German troops will not take a neutral position in war-torn eastern Ukraine. Along with the US, the German government was a driving force behind the coup in February to overthrow the government of President Viktor Yanukovych. Since then it has offered strong support to the regime in Kiev, which in turn relies on fascist forces. It comes as no surprise, therefore, that Ukrainian Foreign Minister Pavlo Klimkin enthusiastically welcomed the German offer to deploy drones.
The OSCE includes Russia, and any expansion of its mandate would require the agreement of all 57 member states. OSCE spokeswoman Natacha Rajakovic, therefore, described any possible German-French intervention as “speculation”. In particular, any use of armed troops is likely to be resisted. The OSCE up to now has insisted that its mission in Ukraine is of an unarmed, civilian character.
On Monday, however, the French news agency AFP announced that two of a total of four drones had already been sent to Ukraine.
It would not be the first time that Germany has used the OSCE as a cover for its own military operations in Ukraine. In April, a group of 13 soldiers led by four German officers were accused of espionage activities by pro-Russian separatists. Germany claimed that the arrested soldiers were part of a civilian OSCE mission in the country, which the OSCE firmly denied.
In September, three German soldiers were involved in NATO maneuvers in Western Ukraine.
The new NATO Secretary General Jens Stoltenberg made his first official trip to Poland on Monday and publicly threatened Russia. Stoltenberg said that NATO could deploy its forces wherever it wanted, essentially rejecting a treaty signed with Russia in 1997 that prohibits the permanent stationing of NATO troops on the borders of Russia.
In addition to the Ukraine mission, von der Leyen also announced an expansion of the German army's deployment in Iraq. The government is planning to establish an outpost in the northern Iraqi Kurdish capital of Erbil, where the Bundeswehr is to train Iraqi and Kurdish soldiers. German officers will also support the Iraqi Joint Staff.
The training center would be part of a network of eight to twelve such camps intended to officially augment the US-offensive against the Islamic State of Iraq and Syria (ISIS). In reality, the air strikes by the US-led coalition and the equipping of Iraq and the Kurds are primarily directed against the Syrian regime of Bashar al-Assad, while ensuring American dominance in the region.
The German ruling class is determined to increase its participation in the new war in the Middle East to make sure its interests are also represented.
The expansion of Bundeswehr operations abroad is the next stage of a comprehensive campaign to militarize Germany.
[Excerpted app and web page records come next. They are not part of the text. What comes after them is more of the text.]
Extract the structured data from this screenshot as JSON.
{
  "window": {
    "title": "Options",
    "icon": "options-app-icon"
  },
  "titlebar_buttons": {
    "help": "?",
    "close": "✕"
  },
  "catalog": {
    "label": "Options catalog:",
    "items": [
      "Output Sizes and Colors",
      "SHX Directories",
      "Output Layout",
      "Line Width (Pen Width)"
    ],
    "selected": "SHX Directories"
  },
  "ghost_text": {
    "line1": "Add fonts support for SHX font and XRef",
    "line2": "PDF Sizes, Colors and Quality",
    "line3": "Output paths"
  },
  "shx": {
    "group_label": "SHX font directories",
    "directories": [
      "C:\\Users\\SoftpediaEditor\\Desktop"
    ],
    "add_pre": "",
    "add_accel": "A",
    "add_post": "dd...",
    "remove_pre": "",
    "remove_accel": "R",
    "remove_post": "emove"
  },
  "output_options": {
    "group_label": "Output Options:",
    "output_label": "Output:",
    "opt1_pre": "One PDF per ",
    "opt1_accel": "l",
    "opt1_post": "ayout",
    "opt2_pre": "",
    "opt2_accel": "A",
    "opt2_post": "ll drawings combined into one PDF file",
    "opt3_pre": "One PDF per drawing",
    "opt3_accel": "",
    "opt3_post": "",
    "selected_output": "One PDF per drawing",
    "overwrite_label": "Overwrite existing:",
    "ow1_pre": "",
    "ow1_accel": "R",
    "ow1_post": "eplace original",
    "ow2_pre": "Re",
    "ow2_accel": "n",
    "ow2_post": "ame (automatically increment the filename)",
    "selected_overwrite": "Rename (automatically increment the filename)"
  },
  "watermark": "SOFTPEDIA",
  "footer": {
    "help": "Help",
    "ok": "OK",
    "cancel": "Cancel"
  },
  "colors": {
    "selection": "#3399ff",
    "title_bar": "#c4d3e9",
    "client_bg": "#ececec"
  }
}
Earlier this year, the Berlin government announced the end of all military restraint. Since then it has systematically worked on the implementation of these plans.
In the last few weeks, there has been an unceasing campaign in political circles and the media devoted to demonstrating the apparent disastrous condition of the army and the necessity for a huge increase in military spending. A report was published by the KPMG consulting firm on Monday, listing the problems and deficiencies in major arms projects. The order for the report was given by von der Leyen in February.
Von der Leyen used the report and the announcements of the new military missions to argue for a massive increase in the defense budget. On Sunday, the defence minister declared that the crises all over the world “demand that we take responsibility.”
In prose recalling the German satirist Karl Valentin, von der Leyen declared: “We are, I believe, all aware of how urgently Germany responsibility is needed in this difficult, crisis-ridden world. That means we will also have to invest in it, and that costs money.”